▶ WHAT IS EXPECTED
Pull out every line below that contains the word "true".
+++ AVAILABLE RECORDS
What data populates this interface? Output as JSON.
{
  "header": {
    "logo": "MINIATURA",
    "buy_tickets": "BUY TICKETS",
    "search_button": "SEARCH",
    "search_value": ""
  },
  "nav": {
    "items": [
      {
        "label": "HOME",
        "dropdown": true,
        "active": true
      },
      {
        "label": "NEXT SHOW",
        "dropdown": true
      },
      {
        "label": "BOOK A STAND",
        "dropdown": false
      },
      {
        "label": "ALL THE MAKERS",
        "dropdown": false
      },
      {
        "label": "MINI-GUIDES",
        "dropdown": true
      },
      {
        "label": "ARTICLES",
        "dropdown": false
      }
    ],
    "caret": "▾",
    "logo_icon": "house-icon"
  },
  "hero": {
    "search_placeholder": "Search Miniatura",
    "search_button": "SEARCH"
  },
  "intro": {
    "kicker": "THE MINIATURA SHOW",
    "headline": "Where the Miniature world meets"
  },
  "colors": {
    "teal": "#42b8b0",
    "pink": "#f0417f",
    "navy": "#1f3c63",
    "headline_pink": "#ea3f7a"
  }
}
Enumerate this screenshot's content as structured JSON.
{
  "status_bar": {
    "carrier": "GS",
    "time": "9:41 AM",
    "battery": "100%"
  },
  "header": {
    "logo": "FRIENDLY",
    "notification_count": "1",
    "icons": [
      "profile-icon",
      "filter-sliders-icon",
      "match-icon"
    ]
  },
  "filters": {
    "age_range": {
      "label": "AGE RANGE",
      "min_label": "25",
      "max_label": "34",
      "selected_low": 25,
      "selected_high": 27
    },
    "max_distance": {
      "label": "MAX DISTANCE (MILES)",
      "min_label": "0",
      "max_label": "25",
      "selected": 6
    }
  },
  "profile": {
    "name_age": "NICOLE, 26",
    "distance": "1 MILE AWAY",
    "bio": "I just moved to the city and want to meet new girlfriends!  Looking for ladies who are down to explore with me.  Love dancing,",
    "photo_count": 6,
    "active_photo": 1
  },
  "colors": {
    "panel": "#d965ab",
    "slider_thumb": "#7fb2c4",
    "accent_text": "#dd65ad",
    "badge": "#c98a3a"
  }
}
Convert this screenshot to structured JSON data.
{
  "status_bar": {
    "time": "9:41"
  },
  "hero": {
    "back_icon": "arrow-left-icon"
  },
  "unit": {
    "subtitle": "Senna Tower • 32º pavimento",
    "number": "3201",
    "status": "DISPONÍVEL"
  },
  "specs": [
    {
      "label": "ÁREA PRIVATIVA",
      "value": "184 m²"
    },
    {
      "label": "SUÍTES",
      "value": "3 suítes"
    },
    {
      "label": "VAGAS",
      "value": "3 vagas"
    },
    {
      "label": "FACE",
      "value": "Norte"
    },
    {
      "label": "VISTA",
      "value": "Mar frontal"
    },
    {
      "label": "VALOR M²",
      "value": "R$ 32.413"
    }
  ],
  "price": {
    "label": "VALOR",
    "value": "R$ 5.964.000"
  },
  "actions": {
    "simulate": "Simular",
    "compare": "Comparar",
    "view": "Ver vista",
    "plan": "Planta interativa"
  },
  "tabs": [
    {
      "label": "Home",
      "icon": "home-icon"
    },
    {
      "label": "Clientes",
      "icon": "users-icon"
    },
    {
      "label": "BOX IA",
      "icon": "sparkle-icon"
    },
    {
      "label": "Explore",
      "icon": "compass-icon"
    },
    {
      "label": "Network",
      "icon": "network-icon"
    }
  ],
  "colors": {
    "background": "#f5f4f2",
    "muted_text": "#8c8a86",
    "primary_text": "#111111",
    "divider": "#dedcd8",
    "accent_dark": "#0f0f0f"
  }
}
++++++
▶ WRITTEN ANSWER
        "dropdown": true,
        "active": true
        "dropdown": true
        "dropdown": true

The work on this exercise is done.